-- Problem requirements --
Count how many lines of the data include "organização". The answer is that number and nothing else.

-- Given records --
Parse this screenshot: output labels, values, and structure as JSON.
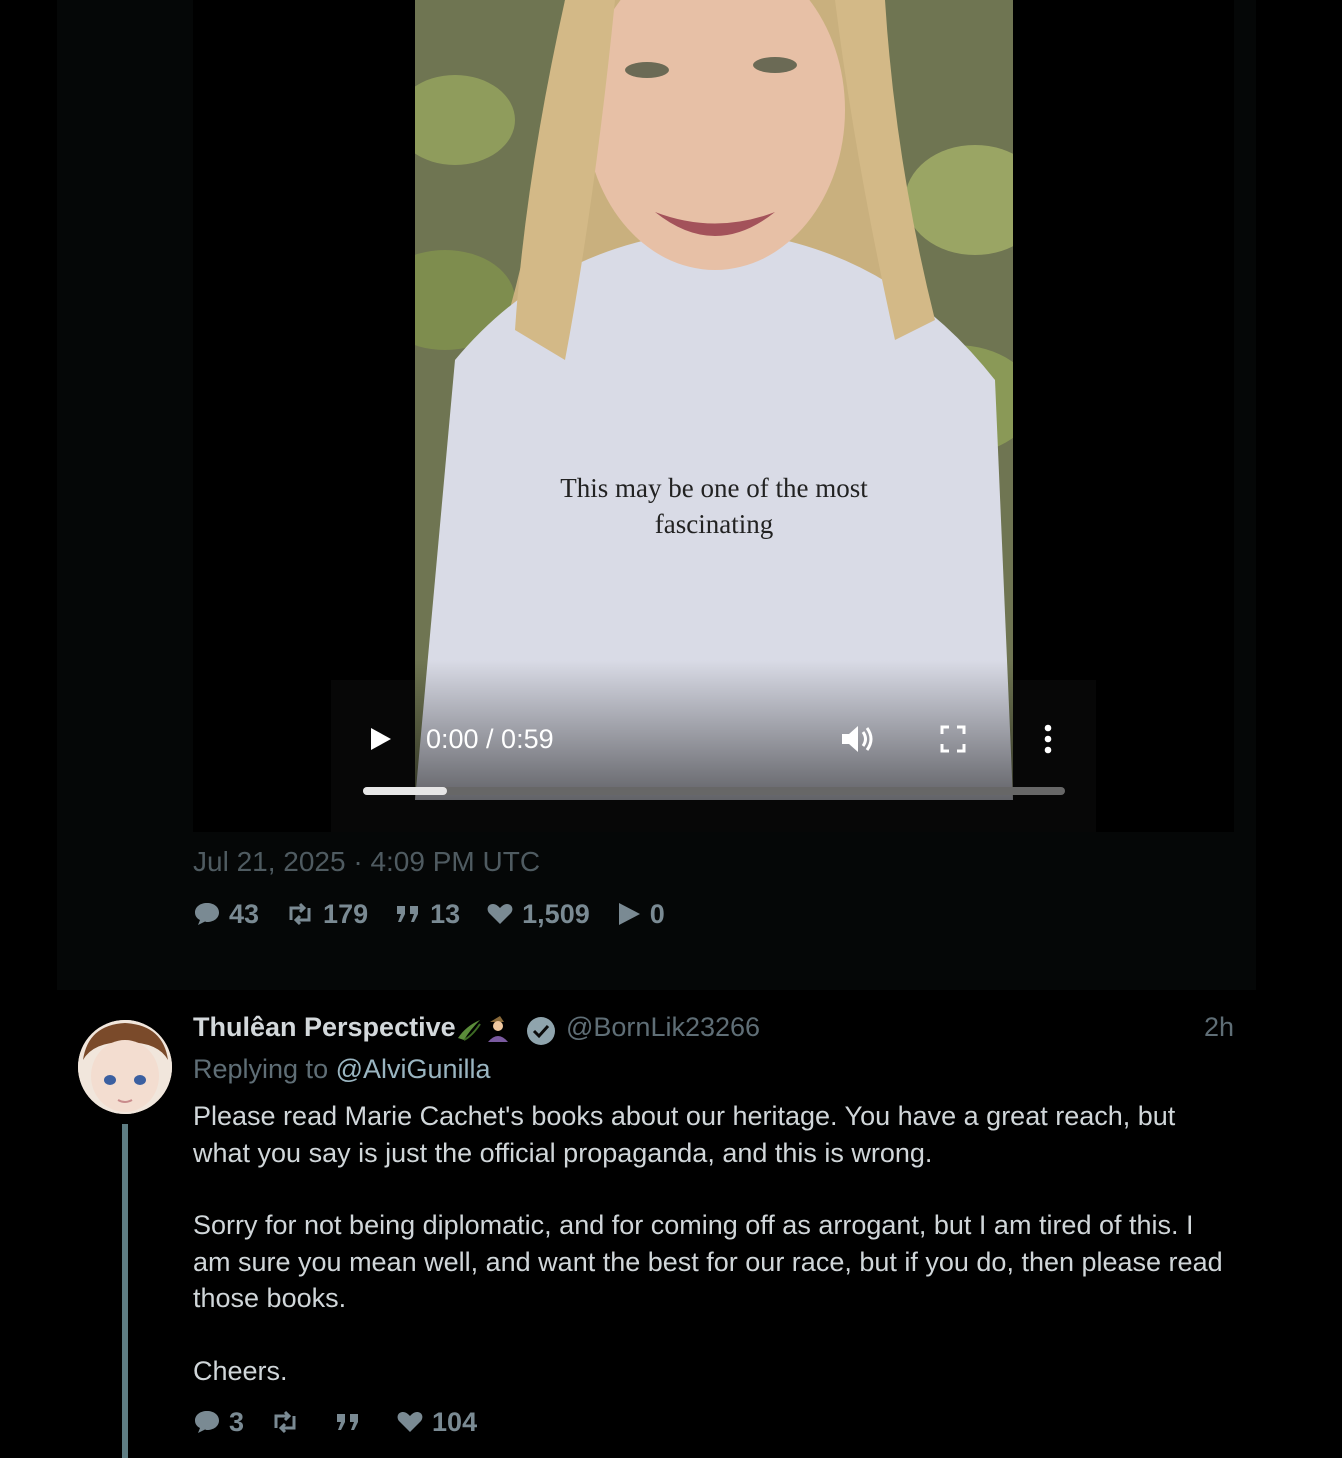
{
  "video": {
    "caption_line1": "This may be one of the most",
    "caption_line2": "fascinating",
    "time_display": "0:00 / 0:59",
    "progress_fraction": 0.12,
    "icons": [
      "play-icon",
      "volume-icon",
      "fullscreen-icon",
      "more-options-icon"
    ]
  },
  "tweet": {
    "timestamp": "Jul 21, 2025 · 4:09 PM UTC",
    "stats": {
      "replies": "43",
      "retweets": "179",
      "quotes": "13",
      "likes": "1,509",
      "plays": "0"
    }
  },
  "reply": {
    "display_name": "Thulêan Perspective",
    "handle": "@BornLik23266",
    "time_ago": "2h",
    "replying_prefix": "Replying to",
    "replying_to": "@AlviGunilla",
    "paragraphs": [
      "Please read Marie Cachet's books about our heritage. You have a great reach, but what you say is just the official propaganda, and this is wrong.",
      "Sorry for not being diplomatic, and for coming off as arrogant, but I am tired of this. I am sure you mean well, and want the best for our race, but if you do, then please read those books.",
      "Cheers."
    ],
    "stats": {
      "replies": "3",
      "likes": "104"
    }
  },
  "colors": {
    "background": "#000000",
    "muted_text": "#5f6e76",
    "stat_text": "#7a8a93",
    "link": "#9ab5c1",
    "thread_line": "#5e7d83"
  }
}
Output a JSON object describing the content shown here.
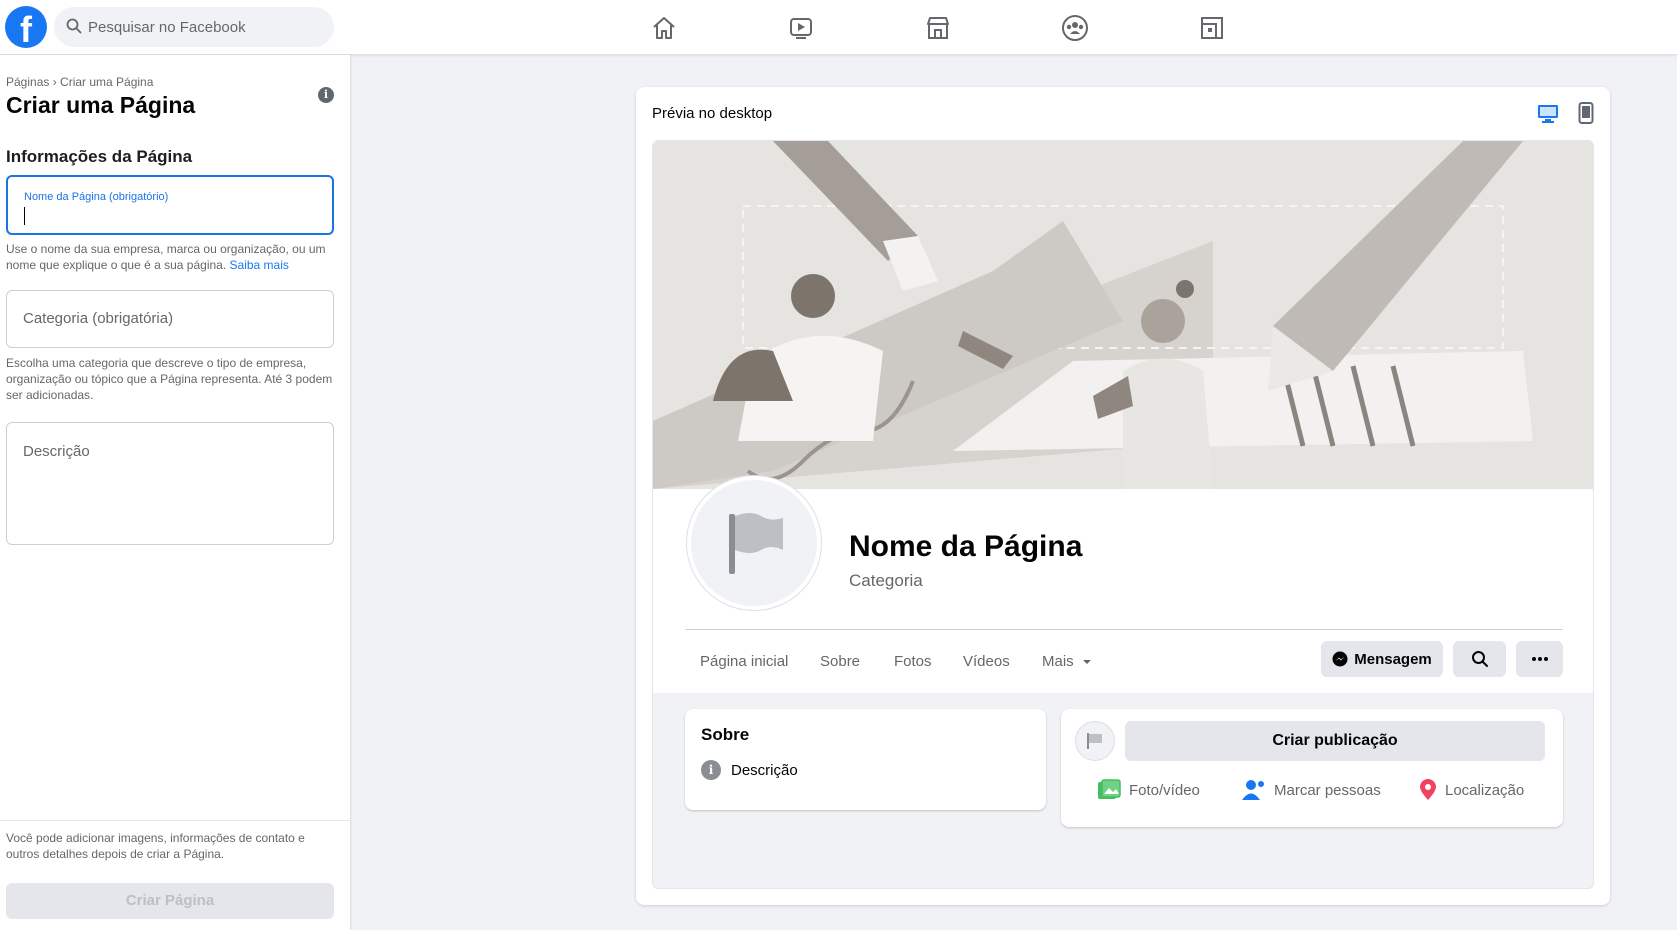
{
  "topbar": {
    "logo": "f",
    "search_placeholder": "Pesquisar no Facebook",
    "nav_icons": [
      "home-icon",
      "watch-icon",
      "marketplace-icon",
      "groups-icon",
      "gaming-icon"
    ]
  },
  "left": {
    "breadcrumb": "Páginas › Criar uma Página",
    "title": "Criar uma Página",
    "info_icon": "i",
    "section_title": "Informações da Página",
    "name_field": {
      "label": "Nome da Página (obrigatório)",
      "value": ""
    },
    "name_helper": "Use o nome da sua empresa, marca ou organização, ou um nome que explique o que é a sua página.",
    "name_helper_link": "Saiba mais",
    "category_placeholder": "Categoria (obrigatória)",
    "category_helper": "Escolha uma categoria que descreve o tipo de empresa, organização ou tópico que a Página representa. Até 3 podem ser adicionadas.",
    "description_placeholder": "Descrição",
    "bottom_note": "Você pode adicionar imagens, informações de contato e outros detalhes depois de criar a Página.",
    "create_button": "Criar Página"
  },
  "preview": {
    "title": "Prévia no desktop",
    "page_name": "Nome da Página",
    "category": "Categoria",
    "tabs": [
      "Página inicial",
      "Sobre",
      "Fotos",
      "Vídeos",
      "Mais"
    ],
    "message_button": "Mensagem",
    "about": {
      "title": "Sobre",
      "info_icon": "i",
      "description": "Descrição"
    },
    "post": {
      "create_button": "Criar publicação",
      "actions": [
        {
          "label": "Foto/vídeo",
          "icon": "photo-icon",
          "color": "#45bd62"
        },
        {
          "label": "Marcar pessoas",
          "icon": "tag-people-icon",
          "color": "#1877f2"
        },
        {
          "label": "Localização",
          "icon": "location-pin-icon",
          "color": "#f3425f"
        }
      ]
    }
  },
  "colors": {
    "brand": "#1877f2",
    "focus": "#1b74e4",
    "disabled_text": "#bcc0c4"
  }
}
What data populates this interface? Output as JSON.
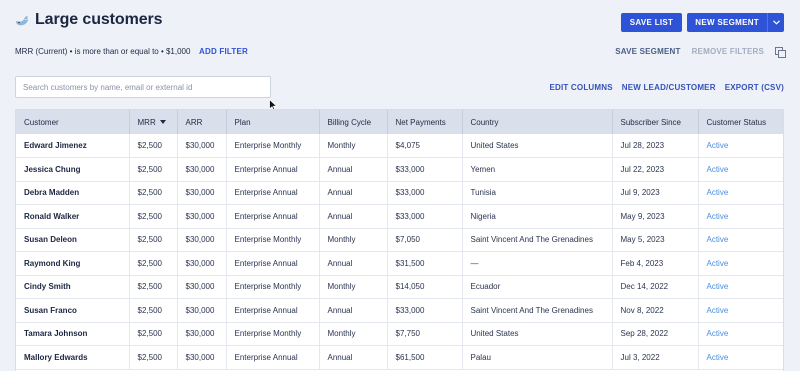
{
  "header": {
    "title": "Large customers",
    "save_list_label": "SAVE LIST",
    "new_segment_label": "NEW SEGMENT"
  },
  "filters": {
    "chip": "MRR (Current) • is more than or equal to • $1,000",
    "add_filter_label": "ADD FILTER",
    "save_segment_label": "SAVE SEGMENT",
    "remove_filters_label": "REMOVE FILTERS"
  },
  "search": {
    "placeholder": "Search customers by name, email or external id",
    "value": ""
  },
  "table_actions": {
    "edit_columns": "EDIT COLUMNS",
    "new_lead": "NEW LEAD/CUSTOMER",
    "export": "EXPORT (CSV)"
  },
  "table": {
    "columns": [
      "Customer",
      "MRR",
      "ARR",
      "Plan",
      "Billing Cycle",
      "Net Payments",
      "Country",
      "Subscriber Since",
      "Customer Status"
    ],
    "sorted_column": "MRR",
    "rows": [
      [
        "Edward Jimenez",
        "$2,500",
        "$30,000",
        "Enterprise Monthly",
        "Monthly",
        "$4,075",
        "United States",
        "Jul 28, 2023",
        "Active"
      ],
      [
        "Jessica Chung",
        "$2,500",
        "$30,000",
        "Enterprise Annual",
        "Annual",
        "$33,000",
        "Yemen",
        "Jul 22, 2023",
        "Active"
      ],
      [
        "Debra Madden",
        "$2,500",
        "$30,000",
        "Enterprise Annual",
        "Annual",
        "$33,000",
        "Tunisia",
        "Jul 9, 2023",
        "Active"
      ],
      [
        "Ronald Walker",
        "$2,500",
        "$30,000",
        "Enterprise Annual",
        "Annual",
        "$33,000",
        "Nigeria",
        "May 9, 2023",
        "Active"
      ],
      [
        "Susan Deleon",
        "$2,500",
        "$30,000",
        "Enterprise Monthly",
        "Monthly",
        "$7,050",
        "Saint Vincent And The Grenadines",
        "May 5, 2023",
        "Active"
      ],
      [
        "Raymond King",
        "$2,500",
        "$30,000",
        "Enterprise Annual",
        "Annual",
        "$31,500",
        "—",
        "Feb 4, 2023",
        "Active"
      ],
      [
        "Cindy Smith",
        "$2,500",
        "$30,000",
        "Enterprise Monthly",
        "Monthly",
        "$14,050",
        "Ecuador",
        "Dec 14, 2022",
        "Active"
      ],
      [
        "Susan Franco",
        "$2,500",
        "$30,000",
        "Enterprise Annual",
        "Annual",
        "$33,000",
        "Saint Vincent And The Grenadines",
        "Nov 8, 2022",
        "Active"
      ],
      [
        "Tamara Johnson",
        "$2,500",
        "$30,000",
        "Enterprise Monthly",
        "Monthly",
        "$7,750",
        "United States",
        "Sep 28, 2022",
        "Active"
      ],
      [
        "Mallory Edwards",
        "$2,500",
        "$30,000",
        "Enterprise Annual",
        "Annual",
        "$61,500",
        "Palau",
        "Jul 3, 2022",
        "Active"
      ]
    ]
  },
  "colors": {
    "accent": "#2f53d6",
    "status_active": "#4a8fe0",
    "background": "#eef1f8"
  },
  "icons": {
    "title_icon": "whale-icon",
    "dropdown_icon": "chevron-down-icon",
    "copy_icon": "copy-icon",
    "sort_icon": "sort-desc-icon",
    "cursor_icon": "mouse-pointer-icon"
  }
}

-- Task response --
2